“Ta ratau hiahia me tuku atu ngā moni, a tatau moni a te kawantanga ki nga tangata o tawahi, ki etahi whenua ke, kare e aro mai ki a taua, ki a tatau, i te mea kei a tatau nga whenua hei tipu i nga rakau nei.”
“They want to send the credits overseas - our credits - to people overseas. They aren't thinking about us, we're the ones with the lands to grow the trees,” Curtis said.
Government ministers understand the frustration - and are set on getting to a place of understanding for Māori. Climate Change Minister James Shaw said the key was working together to get a common resolution.
“Probably the most significant thing to come out of it as next steps is a commitment to work together to find a way through the issues that are presented.”

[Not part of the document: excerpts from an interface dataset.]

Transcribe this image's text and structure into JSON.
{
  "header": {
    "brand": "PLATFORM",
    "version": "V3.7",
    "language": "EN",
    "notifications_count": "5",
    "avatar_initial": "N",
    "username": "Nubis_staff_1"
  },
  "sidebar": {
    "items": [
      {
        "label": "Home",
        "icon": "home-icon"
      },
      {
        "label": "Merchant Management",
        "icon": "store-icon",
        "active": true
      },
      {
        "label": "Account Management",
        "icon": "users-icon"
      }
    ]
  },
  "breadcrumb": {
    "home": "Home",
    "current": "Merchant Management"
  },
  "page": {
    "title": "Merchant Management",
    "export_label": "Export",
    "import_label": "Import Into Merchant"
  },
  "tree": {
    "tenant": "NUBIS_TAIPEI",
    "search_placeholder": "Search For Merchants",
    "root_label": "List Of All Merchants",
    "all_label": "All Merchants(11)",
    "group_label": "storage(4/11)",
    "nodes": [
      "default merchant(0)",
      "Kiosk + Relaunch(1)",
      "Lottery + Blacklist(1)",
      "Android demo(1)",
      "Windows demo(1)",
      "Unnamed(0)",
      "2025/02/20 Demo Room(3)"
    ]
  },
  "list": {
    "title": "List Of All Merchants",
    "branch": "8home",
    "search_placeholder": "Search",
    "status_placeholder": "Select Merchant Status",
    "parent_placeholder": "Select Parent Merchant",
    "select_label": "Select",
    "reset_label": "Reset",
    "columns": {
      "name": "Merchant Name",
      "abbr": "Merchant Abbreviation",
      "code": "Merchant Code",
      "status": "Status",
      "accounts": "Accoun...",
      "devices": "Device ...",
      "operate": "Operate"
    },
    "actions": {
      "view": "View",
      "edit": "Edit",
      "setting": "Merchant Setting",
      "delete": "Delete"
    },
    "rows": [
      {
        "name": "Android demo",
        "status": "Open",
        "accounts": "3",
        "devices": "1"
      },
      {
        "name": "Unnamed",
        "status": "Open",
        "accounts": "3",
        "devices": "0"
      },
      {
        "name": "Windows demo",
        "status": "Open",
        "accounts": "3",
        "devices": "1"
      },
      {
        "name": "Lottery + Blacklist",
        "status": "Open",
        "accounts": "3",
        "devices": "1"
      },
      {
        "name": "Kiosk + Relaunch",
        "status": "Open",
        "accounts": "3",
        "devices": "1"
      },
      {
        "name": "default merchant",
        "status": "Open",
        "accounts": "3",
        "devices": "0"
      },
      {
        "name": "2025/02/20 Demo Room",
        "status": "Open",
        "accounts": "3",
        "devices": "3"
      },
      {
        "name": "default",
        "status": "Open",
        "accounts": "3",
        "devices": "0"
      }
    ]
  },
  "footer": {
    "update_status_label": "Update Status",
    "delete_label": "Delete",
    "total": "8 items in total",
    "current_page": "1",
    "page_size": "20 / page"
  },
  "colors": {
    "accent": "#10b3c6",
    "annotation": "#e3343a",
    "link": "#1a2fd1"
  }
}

Despite previously threatening legal action against the Crown, the Māori landowners are keen to work towards a solution that sees Māori interests upheld.